Description of the task —
The entire listing below must be written out word for word.

(Material shown Opens)

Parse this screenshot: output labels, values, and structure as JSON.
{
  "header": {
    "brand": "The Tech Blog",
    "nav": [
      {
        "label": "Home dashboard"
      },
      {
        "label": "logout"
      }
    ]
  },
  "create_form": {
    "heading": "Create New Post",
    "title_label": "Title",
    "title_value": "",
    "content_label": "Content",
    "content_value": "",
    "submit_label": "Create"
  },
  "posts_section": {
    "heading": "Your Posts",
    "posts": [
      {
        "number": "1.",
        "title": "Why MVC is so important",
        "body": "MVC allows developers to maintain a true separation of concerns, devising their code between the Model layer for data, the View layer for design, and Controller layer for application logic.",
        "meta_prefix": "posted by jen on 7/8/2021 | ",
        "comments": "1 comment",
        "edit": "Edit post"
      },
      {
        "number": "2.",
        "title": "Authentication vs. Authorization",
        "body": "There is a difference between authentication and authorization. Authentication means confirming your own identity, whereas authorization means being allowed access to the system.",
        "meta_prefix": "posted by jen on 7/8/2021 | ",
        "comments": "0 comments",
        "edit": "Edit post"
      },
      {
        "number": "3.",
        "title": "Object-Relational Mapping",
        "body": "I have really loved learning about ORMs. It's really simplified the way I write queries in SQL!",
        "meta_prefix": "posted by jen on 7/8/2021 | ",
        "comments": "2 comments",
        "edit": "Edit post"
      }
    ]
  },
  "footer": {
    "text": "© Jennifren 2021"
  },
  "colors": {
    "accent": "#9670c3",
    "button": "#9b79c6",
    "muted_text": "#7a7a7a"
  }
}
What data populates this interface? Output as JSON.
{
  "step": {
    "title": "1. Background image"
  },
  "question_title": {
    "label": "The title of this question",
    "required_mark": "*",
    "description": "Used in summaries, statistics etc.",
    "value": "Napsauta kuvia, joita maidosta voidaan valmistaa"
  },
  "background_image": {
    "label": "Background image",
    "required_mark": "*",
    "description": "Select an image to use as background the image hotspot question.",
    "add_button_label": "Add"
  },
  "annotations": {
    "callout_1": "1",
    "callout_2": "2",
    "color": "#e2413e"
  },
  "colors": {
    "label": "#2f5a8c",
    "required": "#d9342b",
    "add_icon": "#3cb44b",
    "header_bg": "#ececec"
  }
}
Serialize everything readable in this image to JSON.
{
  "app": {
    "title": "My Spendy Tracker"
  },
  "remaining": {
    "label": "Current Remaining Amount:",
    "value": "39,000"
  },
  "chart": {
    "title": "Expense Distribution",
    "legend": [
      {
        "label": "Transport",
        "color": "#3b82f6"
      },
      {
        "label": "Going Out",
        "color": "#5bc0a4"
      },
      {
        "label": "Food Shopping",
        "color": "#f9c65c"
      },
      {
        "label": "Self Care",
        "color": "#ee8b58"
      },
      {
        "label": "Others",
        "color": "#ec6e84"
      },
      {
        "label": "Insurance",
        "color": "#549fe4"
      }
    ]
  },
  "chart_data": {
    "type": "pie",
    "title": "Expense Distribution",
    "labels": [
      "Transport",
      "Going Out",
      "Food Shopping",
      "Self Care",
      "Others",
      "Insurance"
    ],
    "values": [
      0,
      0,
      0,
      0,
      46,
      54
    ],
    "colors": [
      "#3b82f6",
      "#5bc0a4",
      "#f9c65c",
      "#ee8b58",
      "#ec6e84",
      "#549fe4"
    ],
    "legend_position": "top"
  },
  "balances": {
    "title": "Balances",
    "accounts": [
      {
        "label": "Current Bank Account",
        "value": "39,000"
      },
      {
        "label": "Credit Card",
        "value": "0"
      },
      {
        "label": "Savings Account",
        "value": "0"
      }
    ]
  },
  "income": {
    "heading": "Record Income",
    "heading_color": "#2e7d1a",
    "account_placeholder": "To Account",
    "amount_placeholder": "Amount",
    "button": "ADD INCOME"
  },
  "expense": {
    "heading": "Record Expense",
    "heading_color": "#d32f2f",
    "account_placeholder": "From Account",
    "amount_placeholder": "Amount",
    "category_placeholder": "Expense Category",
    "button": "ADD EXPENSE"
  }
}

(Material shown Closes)

Final answer —
Parse this screenshot: output labels, values, and structure as JSON.
{
  "header": {
    "brand": "The Tech Blog",
    "nav": [
      {
        "label": "Home dashboard"
      },
      {
        "label": "logout"
      }
    ]
  },
  "create_form": {
    "heading": "Create New Post",
    "title_label": "Title",
    "title_value": "",
    "content_label": "Content",
    "content_value": "",
    "submit_label": "Create"
  },
  "posts_section": {
    "heading": "Your Posts",
    "posts": [
      {
        "number": "1.",
        "title": "Why MVC is so important",
        "body": "MVC allows developers to maintain a true separation of concerns, devising their code between the Model layer for data, the View layer for design, and Controller layer for application logic.",
        "meta_prefix": "posted by jen on 7/8/2021 | ",
        "comments": "1 comment",
        "edit": "Edit post"
      },
      {
        "number": "2.",
        "title": "Authentication vs. Authorization",
        "body": "There is a difference between authentication and authorization. Authentication means confirming your own identity, whereas authorization means being allowed access to the system.",
        "meta_prefix": "posted by jen on 7/8/2021 | ",
        "comments": "0 comments",
        "edit": "Edit post"
      },
      {
        "number": "3.",
        "title": "Object-Relational Mapping",
        "body": "I have really loved learning about ORMs. It's really simplified the way I write queries in SQL!",
        "meta_prefix": "posted by jen on 7/8/2021 | ",
        "comments": "2 comments",
        "edit": "Edit post"
      }
    ]
  },
  "footer": {
    "text": "© Jennifren 2021"
  },
  "colors": {
    "accent": "#9670c3",
    "button": "#9b79c6",
    "muted_text": "#7a7a7a"
  }
}
What data populates this interface? Output as JSON.
{
  "step": {
    "title": "1. Background image"
  },
  "question_title": {
    "label": "The title of this question",
    "required_mark": "*",
    "description": "Used in summaries, statistics etc.",
    "value": "Napsauta kuvia, joita maidosta voidaan valmistaa"
  },
  "background_image": {
    "label": "Background image",
    "required_mark": "*",
    "description": "Select an image to use as background the image hotspot question.",
    "add_button_label": "Add"
  },
  "annotations": {
    "callout_1": "1",
    "callout_2": "2",
    "color": "#e2413e"
  },
  "colors": {
    "label": "#2f5a8c",
    "required": "#d9342b",
    "add_icon": "#3cb44b",
    "header_bg": "#ececec"
  }
}
Serialize everything readable in this image to JSON.
{
  "app": {
    "title": "My Spendy Tracker"
  },
  "remaining": {
    "label": "Current Remaining Amount:",
    "value": "39,000"
  },
  "chart": {
    "title": "Expense Distribution",
    "legend": [
      {
        "label": "Transport",
        "color": "#3b82f6"
      },
      {
        "label": "Going Out",
        "color": "#5bc0a4"
      },
      {
        "label": "Food Shopping",
        "color": "#f9c65c"
      },
      {
        "label": "Self Care",
        "color": "#ee8b58"
      },
      {
        "label": "Others",
        "color": "#ec6e84"
      },
      {
        "label": "Insurance",
        "color": "#549fe4"
      }
    ]
  },
  "chart_data": {
    "type": "pie",
    "title": "Expense Distribution",
    "labels": [
      "Transport",
      "Going Out",
      "Food Shopping",
      "Self Care",
      "Others",
      "Insurance"
    ],
    "values": [
      0,
      0,
      0,
      0,
      46,
      54
    ],
    "colors": [
      "#3b82f6",
      "#5bc0a4",
      "#f9c65c",
      "#ee8b58",
      "#ec6e84",
      "#549fe4"
    ],
    "legend_position": "top"
  },
  "balances": {
    "title": "Balances",
    "accounts": [
      {
        "label": "Current Bank Account",
        "value": "39,000"
      },
      {
        "label": "Credit Card",
        "value": "0"
      },
      {
        "label": "Savings Account",
        "value": "0"
      }
    ]
  },
  "income": {
    "heading": "Record Income",
    "heading_color": "#2e7d1a",
    "account_placeholder": "To Account",
    "amount_placeholder": "Amount",
    "button": "ADD INCOME"
  },
  "expense": {
    "heading": "Record Expense",
    "heading_color": "#d32f2f",
    "account_placeholder": "From Account",
    "amount_placeholder": "Amount",
    "category_placeholder": "Expense Category",
    "button": "ADD EXPENSE"
  }
}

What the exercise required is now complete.